School pupils from Warwickshire and beyond have been running DNA profiles in ‘crime scene investigation’ style workshops taking place at Coventry University.
Around 250 pupils from schools across the region and from slightly further afield are participating in practical, science-based laboratory sessions at the University’s Faculty of Health and Life Sciences. The sessions form part of a school liaison project run by academic and technical staff in its Department of Biomolecular and Sports Sciences.
The popular annual event gives year 12 pupils, aged 16 and 17 years old, access to the University’s sophisticated equipment and allows them to run exercises that they wouldn’t normally be able to do within school science labs.

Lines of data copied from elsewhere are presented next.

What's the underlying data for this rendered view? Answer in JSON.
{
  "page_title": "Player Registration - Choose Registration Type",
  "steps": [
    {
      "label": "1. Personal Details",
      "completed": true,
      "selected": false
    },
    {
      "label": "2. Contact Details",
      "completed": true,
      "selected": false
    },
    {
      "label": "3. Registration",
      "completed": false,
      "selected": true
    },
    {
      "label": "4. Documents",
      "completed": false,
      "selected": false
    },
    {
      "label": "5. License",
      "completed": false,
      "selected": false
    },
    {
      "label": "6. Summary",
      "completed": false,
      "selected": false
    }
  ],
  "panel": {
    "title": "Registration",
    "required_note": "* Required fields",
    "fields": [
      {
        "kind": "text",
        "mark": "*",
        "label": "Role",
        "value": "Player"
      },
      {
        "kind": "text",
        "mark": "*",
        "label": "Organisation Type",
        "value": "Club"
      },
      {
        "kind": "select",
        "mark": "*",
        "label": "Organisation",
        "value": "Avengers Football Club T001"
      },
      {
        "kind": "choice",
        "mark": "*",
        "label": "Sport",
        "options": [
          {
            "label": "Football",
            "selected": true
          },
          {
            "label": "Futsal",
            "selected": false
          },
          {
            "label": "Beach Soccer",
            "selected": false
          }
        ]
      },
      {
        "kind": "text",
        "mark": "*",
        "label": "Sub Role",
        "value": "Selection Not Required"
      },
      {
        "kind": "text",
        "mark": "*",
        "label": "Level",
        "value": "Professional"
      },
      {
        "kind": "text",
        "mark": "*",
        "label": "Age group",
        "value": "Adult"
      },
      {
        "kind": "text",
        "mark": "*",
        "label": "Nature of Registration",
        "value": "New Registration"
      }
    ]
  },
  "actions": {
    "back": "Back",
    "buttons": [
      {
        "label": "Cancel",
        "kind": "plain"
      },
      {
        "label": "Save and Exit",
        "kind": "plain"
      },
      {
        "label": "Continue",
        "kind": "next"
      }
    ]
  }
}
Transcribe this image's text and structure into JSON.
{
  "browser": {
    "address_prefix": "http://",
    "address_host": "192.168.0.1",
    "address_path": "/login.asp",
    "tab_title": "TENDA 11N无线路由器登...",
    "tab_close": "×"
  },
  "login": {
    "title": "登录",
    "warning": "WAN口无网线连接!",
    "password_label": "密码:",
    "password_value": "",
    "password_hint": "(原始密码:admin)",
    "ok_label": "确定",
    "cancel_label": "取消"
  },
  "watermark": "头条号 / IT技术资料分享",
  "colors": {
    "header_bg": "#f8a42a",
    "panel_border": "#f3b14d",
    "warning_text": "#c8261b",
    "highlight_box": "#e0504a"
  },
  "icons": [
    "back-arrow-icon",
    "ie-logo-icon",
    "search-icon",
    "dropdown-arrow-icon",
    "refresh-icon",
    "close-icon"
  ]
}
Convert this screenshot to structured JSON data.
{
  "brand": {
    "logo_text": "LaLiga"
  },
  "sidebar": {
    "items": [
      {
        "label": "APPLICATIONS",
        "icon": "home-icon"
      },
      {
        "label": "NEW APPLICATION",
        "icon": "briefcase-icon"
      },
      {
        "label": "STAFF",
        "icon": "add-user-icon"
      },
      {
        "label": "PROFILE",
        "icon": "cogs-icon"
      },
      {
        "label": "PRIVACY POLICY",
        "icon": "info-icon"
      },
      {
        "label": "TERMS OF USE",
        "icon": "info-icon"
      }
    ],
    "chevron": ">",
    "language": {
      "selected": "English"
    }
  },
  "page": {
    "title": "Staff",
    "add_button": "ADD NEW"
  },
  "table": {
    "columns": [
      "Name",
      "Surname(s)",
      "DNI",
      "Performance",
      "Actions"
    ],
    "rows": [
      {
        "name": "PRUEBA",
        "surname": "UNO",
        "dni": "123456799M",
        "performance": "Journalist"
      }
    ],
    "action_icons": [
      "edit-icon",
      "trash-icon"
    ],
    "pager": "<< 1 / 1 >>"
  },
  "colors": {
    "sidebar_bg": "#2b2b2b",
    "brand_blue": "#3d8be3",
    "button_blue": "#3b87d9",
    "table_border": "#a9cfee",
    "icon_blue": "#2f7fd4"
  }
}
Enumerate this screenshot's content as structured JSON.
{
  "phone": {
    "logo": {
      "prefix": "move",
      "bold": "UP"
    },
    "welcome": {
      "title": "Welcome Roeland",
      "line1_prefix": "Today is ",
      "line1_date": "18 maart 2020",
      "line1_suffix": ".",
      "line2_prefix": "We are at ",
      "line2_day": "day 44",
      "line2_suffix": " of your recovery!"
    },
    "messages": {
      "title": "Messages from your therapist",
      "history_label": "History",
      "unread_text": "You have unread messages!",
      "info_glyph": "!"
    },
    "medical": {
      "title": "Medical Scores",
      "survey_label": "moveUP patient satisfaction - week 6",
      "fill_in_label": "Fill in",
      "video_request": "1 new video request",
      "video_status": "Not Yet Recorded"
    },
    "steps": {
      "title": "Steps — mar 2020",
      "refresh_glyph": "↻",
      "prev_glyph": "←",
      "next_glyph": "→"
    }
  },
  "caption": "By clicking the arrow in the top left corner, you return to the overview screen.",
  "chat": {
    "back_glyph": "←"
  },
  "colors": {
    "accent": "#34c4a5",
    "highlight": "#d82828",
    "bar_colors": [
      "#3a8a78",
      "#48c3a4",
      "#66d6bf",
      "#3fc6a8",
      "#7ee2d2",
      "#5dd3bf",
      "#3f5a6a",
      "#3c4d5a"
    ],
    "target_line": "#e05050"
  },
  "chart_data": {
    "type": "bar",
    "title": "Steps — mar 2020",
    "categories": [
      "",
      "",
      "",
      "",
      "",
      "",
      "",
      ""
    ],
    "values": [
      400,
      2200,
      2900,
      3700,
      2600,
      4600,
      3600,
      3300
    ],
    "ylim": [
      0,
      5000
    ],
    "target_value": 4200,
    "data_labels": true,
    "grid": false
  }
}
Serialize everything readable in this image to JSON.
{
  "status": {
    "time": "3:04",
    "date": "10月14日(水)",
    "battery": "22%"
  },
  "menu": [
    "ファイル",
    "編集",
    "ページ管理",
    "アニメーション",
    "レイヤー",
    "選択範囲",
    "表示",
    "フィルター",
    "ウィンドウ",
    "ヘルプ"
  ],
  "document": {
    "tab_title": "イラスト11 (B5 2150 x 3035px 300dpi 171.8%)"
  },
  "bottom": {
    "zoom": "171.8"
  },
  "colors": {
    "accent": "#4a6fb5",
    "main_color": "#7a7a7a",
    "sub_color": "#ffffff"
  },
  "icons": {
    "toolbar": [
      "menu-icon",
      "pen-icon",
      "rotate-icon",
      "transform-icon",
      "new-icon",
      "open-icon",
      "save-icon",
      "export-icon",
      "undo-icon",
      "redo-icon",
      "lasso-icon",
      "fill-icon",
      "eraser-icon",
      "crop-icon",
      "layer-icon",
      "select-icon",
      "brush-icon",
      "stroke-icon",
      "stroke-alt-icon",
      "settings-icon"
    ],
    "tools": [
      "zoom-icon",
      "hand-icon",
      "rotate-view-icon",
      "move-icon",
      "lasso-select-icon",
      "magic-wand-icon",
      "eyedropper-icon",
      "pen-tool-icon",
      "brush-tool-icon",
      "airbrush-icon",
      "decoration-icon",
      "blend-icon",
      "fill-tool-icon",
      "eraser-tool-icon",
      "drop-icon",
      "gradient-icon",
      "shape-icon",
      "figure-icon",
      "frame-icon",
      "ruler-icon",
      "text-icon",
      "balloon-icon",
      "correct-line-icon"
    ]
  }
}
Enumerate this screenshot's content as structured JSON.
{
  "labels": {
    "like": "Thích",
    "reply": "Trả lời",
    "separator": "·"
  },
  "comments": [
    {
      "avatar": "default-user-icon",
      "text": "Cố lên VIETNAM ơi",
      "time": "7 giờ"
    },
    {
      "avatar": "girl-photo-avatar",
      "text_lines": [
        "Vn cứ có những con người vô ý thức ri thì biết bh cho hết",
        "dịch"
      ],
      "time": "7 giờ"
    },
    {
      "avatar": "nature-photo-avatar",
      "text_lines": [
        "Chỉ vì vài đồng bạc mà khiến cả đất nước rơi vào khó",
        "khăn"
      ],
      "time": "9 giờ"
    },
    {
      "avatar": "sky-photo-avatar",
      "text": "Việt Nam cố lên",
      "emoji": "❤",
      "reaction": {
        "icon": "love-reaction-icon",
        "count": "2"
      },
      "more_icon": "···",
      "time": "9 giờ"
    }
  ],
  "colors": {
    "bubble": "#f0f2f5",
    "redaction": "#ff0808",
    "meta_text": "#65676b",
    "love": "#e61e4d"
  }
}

The pupils are getting a taste of real world scientific research like taking DNA swabs for profiling as well as conducting other chemical and molecular analysis techniques such as flame photometry and plasmid mapping, and carrying out light harnessing photosynthesis experiments.
The sessions, which have been running from Monday 24 June and continue until Wednesday 10 July, are part of Coventry University’s outreach programme and are intended to ignite interest amongst young people in science subjects and to outline the many career possibilities that can be accessed by studying these topics at university.
The two week project concludes with a session for Year 10 pupils, which introduces science subjects to younger students who may be thinking about what choices to make for their A-levels.
Dr Richard Collins, Senior Technician in Coventry University’s Faculty of Health and Life Sciences said: “Developing the next generation of scientists is something that is very much on the national education agenda and as a department we love to inspire students of all ages.
“Our school liaison project sparks pupils’ interest in science by offering them practical sessions that bring text books to life.
“The link with local schools is something that we have nurtured over a number of years and the feedback we have received from both pupils and teachers has always been very positive.
“Our school liaison project goes beyond the experience offered during university open days and we hope that it will encourage pupils to stick with science subjects when they go on to leave school.”
Clare Taylor, a chemistry teacher at Coventry’s Blue Coat School, which participated in the project said: “This has been a great experience for our pupils as it has given them the opportunity to use high-tech apparatus which relates to their studies but which isn’t available in our school’s laboratories.
“It’s also given them a brief taste of the university experience and I’m sure that’s something that they will think back on when they’re deciding on what to do next when their time with us comes to an end.”
Information about Coventry University’s Faculty of Health and Life Sciences and the courses that are offered there is available on the Faculty webpage.